Venture Capitalists Get Serious About Detroit

Paul Mersino

Paul Mersino

By Paul Mersino

This year marked the first “Detroit Startup Week” — a five-day festival, seminar, networking mixer and spotlight on the Detroit startup scene. While some questioned whether the city could support a five-day event, they quickly learned that the Detroit startup scene is going strong. The event broke the attendance record for a first year Startup Week City, drawing more people than any other city across the country. 

With talk of startups comes talk of venture capital (VC). While Detroit may not yet be competing with Silicon Valley for VC funding dollars, the Michigan Venture Capital Association (MVCA) and Forbes magazine recently reported that Detroit is one of the fastest growing entrepreneurial communities in the United States. In fact, the number of VC firms, amount of capital under management and venture investments in Detroit have all been reported to have tripled in the last five years, even as those numbers have decreased nationally. 

Early reports indicate that investments last quarter may have been down slightly, however, the MVCA has quoted Bobby Franklin, president and CEO of the National Venture Capital Association, as saying: “By all measures, Michigan stands out as a prime location for innovation to thrive.” 

IT in the spotlight
The most significant venture capital investment in Detroit has been in information technology (IT). According to the MVCA’s Annual Research Report, 71 percent of the active, venture-backed companies in Detroit are in the IT sector. 

Companies creating products and services supporting next-generation mobility are experiencing a high level of investments. Techstars, one of the most well known startup accelerators in the country, started Techstars Mobility in Detroit less than two years ago to focus on “any technology or service that enables people and goods to move around more freely.”

In July, Fontinalis Partners, LLC, a Detroit-based venture capital firm founded in part by William Clay Ford, Jr., to focus on mobility and telecommunications, announced that it has finished raising a $100 million fund to focus on the next-generation mobility sector.

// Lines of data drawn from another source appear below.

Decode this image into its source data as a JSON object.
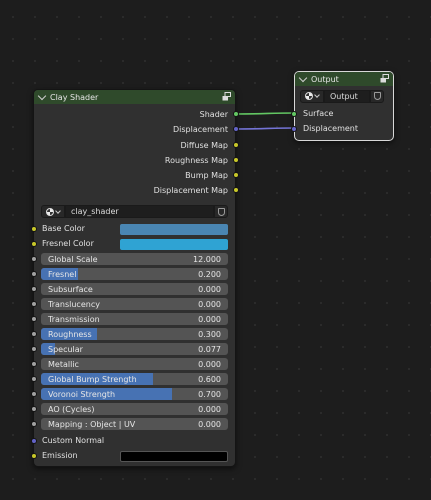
{
  "clay_node": {
    "title": "Clay Shader",
    "outputs": [
      "Shader",
      "Displacement",
      "Diffuse Map",
      "Roughness Map",
      "Bump Map",
      "Displacement Map"
    ],
    "material_name": "clay_shader",
    "color_inputs": [
      {
        "label": "Base Color",
        "color": "#4a86b3"
      },
      {
        "label": "Fresnel Color",
        "color": "#2fa3d3"
      }
    ],
    "sliders": [
      {
        "label": "Global Scale",
        "value": "12.000",
        "fraction": 0
      },
      {
        "label": "Fresnel",
        "value": "0.200",
        "fraction": 0.2
      },
      {
        "label": "Subsurface",
        "value": "0.000",
        "fraction": 0
      },
      {
        "label": "Translucency",
        "value": "0.000",
        "fraction": 0
      },
      {
        "label": "Transmission",
        "value": "0.000",
        "fraction": 0
      },
      {
        "label": "Roughness",
        "value": "0.300",
        "fraction": 0.3
      },
      {
        "label": "Specular",
        "value": "0.077",
        "fraction": 0.077
      },
      {
        "label": "Metallic",
        "value": "0.000",
        "fraction": 0
      },
      {
        "label": "Global Bump Strength",
        "value": "0.600",
        "fraction": 0.6
      },
      {
        "label": "Voronoi Strength",
        "value": "0.700",
        "fraction": 0.7
      },
      {
        "label": "AO (Cycles)",
        "value": "0.000",
        "fraction": 0
      },
      {
        "label": "Mapping : Object | UV",
        "value": "0.000",
        "fraction": 0
      }
    ],
    "custom_normal_label": "Custom Normal",
    "emission": {
      "label": "Emission",
      "color": "#000000"
    }
  },
  "output_node": {
    "title": "Output",
    "target": "Output",
    "inputs": [
      "Surface",
      "Displacement"
    ]
  }
}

According to Crain’s Detroit Business, Fontinalis has made 23 mobility investments so far, investing in companies at all stages of development, from seed to late stage. The new fund will reportedly focus on areas such as autonomous vehicles, logistics, supply-chain software, shared mobility and connected car technology. 

Earlier this year, the Detroit-based law firm Butzel Long held a “Connected Car Symposium,” focusing on the firm’s lead in issues relevant to connected and autonomous vehicle innovation. Attendees included automotive supplier executives, investors and government affairs professionals. This area will likely be an active field for VC funding for some time to come. 

More VC opportunities
These are not the only areas to experience growth in capital funding. Angel investors have been busy in a wide swath of industries, including consumer products, business services, media, advanced materials and manufacturing, alternative energy and life sciences/healthcare companies. The Detroit area has seen a very diverse company and founder base, with many minority- and women-owned companies receiving venture or angel investments.

The increase in Detroit- and Michigan-based venture capital investments has been an important factor in helping raise money from outside the state. VC firms from other states are beginning to take notice of Michigan companies as good investment opportunities. As a testament to the old adage that it “takes money to make money,” the in-state investments are spurring even more out-of-state investments. The MVCA estimates that for every $1 invested in a Michigan startup by a Michigan venture capital firm, $4.31 of investment is made from outside of Michigan. Success begets success, and investments beget investments. 

As the entrepreneurial and investment communities throughout Michigan continue to grow, more startups will receive funding, and more VC firms will start seeing bigger and better returns for their investors, which will create a cycle of continued investment, continued returns and continued successes. 

Paul Mersino is a shareholder and attorney at Detroit-based Butzel Long, P.C. He represents and advises several startup companies, assisting them with legal needs and matching them with potential venture capital funding. He has served as a mentor to startup business incubators and accelerators, sat on a board of directors of a tech startup and served on a board of advisors for a venture capital group